A leading psychotherapist has reported that 'make-up has a positive effect on the way women feel about themselves. Stress can play havoc on the skin, and wearing make-up is part of a healthy self-nurturing which is essential for well-being'.

Now even going grey is being rejected by women: sales of home dye kits have shot up since the start of the recession. The reason is that most women would rather spend their hard-earned money on their families than visiting an expensive hairdresser.

In the U.S., nail salons are thriving - and they are cheap. A manicure for £5 and a pedicure for £8 are non-expensive ways of making a woman feel pampered. With rising unemployment and massive workforce competition, it's important for every woman to look her best.
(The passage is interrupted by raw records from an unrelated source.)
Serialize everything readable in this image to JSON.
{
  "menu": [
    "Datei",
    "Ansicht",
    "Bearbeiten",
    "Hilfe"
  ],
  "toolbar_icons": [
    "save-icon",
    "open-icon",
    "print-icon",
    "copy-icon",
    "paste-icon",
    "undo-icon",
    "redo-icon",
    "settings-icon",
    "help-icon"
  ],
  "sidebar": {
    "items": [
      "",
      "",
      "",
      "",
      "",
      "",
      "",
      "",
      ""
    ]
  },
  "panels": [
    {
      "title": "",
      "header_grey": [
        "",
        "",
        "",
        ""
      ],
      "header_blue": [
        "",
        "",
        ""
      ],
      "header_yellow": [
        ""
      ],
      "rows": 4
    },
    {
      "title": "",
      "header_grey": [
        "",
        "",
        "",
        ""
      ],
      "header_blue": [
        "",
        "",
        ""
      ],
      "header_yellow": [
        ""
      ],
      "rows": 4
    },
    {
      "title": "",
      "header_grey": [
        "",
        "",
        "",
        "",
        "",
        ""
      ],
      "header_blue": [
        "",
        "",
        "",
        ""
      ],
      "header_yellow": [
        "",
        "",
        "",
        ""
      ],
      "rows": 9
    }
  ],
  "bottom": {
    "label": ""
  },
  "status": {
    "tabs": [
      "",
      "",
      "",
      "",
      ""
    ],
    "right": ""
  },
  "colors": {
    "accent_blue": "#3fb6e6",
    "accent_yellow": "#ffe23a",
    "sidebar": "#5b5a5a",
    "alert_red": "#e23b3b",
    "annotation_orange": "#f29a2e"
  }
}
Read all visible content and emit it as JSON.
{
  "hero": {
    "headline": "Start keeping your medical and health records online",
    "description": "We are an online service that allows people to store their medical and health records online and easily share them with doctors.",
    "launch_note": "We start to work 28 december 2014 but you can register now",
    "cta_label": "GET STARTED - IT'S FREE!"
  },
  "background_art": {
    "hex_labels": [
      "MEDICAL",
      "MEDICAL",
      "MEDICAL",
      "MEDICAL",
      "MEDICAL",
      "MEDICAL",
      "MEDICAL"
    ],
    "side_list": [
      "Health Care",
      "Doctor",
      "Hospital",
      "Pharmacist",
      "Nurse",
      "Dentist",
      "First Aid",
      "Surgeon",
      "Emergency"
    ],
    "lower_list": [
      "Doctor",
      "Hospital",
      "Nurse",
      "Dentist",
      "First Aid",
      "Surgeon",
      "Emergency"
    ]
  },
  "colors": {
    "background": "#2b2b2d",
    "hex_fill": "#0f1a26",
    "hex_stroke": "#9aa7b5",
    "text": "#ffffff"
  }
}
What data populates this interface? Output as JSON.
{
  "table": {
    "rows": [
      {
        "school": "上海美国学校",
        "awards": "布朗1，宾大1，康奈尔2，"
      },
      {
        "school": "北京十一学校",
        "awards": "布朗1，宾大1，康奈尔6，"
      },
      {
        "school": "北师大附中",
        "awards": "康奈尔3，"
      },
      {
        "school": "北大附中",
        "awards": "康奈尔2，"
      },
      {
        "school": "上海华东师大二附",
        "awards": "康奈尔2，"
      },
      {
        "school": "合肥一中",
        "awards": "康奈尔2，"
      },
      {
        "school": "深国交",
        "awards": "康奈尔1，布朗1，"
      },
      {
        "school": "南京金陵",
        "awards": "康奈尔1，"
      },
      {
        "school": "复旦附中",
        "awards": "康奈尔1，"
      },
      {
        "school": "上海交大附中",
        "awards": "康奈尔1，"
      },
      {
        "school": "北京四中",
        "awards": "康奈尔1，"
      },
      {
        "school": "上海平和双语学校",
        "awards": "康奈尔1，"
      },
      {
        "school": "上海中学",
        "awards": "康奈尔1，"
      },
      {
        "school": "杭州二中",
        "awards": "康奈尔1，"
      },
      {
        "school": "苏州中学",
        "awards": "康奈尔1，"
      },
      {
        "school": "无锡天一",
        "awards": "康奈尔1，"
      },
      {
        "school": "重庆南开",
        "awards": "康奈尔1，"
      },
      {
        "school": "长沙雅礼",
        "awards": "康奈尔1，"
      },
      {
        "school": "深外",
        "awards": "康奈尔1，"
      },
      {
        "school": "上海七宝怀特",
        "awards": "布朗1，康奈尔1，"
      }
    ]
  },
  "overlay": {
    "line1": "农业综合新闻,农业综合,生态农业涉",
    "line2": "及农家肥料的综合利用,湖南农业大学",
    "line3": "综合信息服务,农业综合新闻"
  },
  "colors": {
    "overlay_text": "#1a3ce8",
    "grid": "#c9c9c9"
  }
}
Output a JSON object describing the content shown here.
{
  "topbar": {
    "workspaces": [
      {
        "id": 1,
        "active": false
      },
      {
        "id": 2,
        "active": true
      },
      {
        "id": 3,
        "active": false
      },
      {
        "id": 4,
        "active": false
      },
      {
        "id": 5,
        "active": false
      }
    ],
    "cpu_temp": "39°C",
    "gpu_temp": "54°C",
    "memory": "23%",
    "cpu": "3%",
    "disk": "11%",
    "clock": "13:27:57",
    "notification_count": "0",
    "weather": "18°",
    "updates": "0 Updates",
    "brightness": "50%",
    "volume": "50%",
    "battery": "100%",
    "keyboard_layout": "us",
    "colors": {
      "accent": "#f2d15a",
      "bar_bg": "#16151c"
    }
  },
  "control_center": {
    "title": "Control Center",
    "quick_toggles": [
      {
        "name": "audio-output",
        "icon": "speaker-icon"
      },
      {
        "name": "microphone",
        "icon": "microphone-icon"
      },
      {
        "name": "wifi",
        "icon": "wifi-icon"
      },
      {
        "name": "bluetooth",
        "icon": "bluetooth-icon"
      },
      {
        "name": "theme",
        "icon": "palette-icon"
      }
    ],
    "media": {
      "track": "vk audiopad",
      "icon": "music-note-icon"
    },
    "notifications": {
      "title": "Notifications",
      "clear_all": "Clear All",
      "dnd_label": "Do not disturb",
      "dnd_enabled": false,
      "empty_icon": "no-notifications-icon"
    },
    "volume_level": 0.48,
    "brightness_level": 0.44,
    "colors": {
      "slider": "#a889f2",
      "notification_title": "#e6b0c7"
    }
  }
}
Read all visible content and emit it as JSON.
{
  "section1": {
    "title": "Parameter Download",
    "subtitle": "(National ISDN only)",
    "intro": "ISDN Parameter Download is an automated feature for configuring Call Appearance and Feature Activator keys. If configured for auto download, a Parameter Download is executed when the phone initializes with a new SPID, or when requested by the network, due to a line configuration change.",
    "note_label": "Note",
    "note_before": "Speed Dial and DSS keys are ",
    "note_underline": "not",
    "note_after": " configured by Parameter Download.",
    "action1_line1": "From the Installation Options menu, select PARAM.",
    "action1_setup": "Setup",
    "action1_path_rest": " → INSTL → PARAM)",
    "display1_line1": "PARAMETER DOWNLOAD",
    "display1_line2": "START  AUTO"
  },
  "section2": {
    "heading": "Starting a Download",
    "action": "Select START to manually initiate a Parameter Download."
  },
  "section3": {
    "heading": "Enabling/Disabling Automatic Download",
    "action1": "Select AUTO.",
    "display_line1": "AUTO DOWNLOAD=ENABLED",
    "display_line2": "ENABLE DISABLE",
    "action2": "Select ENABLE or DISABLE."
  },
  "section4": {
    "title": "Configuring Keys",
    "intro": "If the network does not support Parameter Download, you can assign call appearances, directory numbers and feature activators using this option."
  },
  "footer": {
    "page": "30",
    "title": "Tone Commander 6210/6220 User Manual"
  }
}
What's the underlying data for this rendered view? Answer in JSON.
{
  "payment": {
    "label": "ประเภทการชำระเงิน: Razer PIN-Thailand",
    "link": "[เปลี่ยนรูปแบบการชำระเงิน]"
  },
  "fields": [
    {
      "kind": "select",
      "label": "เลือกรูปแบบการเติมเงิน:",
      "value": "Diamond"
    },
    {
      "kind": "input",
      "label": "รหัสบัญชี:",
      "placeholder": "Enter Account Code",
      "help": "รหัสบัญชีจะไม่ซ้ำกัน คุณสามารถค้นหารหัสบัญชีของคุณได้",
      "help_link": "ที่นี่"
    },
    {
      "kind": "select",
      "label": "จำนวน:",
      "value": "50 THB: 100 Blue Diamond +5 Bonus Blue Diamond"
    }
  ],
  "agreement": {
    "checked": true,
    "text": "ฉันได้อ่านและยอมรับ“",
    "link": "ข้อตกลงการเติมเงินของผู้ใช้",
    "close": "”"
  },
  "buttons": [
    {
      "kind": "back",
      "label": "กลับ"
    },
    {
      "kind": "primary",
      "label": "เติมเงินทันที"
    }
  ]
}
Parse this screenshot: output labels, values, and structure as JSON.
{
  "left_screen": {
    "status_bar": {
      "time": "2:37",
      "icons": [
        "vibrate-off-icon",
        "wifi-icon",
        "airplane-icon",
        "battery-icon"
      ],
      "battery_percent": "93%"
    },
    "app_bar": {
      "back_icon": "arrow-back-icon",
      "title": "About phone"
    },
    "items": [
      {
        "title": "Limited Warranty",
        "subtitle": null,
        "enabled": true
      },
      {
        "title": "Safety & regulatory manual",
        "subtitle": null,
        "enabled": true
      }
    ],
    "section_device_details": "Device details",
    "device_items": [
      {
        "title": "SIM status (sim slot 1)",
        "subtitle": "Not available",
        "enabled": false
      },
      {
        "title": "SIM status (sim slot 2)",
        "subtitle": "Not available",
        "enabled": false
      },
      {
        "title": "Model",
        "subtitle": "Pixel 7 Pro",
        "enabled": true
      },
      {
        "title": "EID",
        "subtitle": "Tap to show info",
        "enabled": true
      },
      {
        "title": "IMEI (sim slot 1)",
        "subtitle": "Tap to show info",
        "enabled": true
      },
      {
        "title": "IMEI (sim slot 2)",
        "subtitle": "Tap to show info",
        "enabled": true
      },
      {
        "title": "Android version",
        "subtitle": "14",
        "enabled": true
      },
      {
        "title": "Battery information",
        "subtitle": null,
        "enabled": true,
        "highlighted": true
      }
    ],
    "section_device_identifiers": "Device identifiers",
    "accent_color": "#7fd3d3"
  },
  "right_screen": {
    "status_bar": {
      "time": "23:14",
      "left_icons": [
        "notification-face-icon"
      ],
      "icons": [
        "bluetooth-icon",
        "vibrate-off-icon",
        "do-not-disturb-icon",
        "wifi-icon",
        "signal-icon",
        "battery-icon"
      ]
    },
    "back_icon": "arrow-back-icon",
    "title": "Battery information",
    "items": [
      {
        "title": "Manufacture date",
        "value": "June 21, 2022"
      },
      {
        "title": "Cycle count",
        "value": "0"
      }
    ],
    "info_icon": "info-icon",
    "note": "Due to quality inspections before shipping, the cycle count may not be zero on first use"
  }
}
What better way to face the world than with a perfect face, great hair and good nails? And for those critics who pooh-pooh this idea, let me say to them: just try it. It works - I know it does.

__________________
You're perfect, yes, it's true. But without me, you're only you.
  Reply With Quote
Reply
Previous Thread | Next Thread »

Tags
collins, joan
Thread Tools
Display Modes

Posting Rules
You may not post new threads
You may not post replies
You may not post attachments
You may not edit your posts

BB code is On
Smilies are On
[IMG] code is On
HTML code is Off
Trackbacks are Off
Pingbacks are Off
Refbacks are Off

monitoring_string = "058526dd2635cb6818386bfd373b82a4"


 
All times are GMT -5. The time now is 09:07 PM.
Powered by vBulletin®
Copyright ©2000 - 2014, Jelsoft Enterprises Ltd.
TheFashionSpot.com is a property of TotallyHer Media, LLC, an Evolve Media LLC company. ©2014 All rights reserved.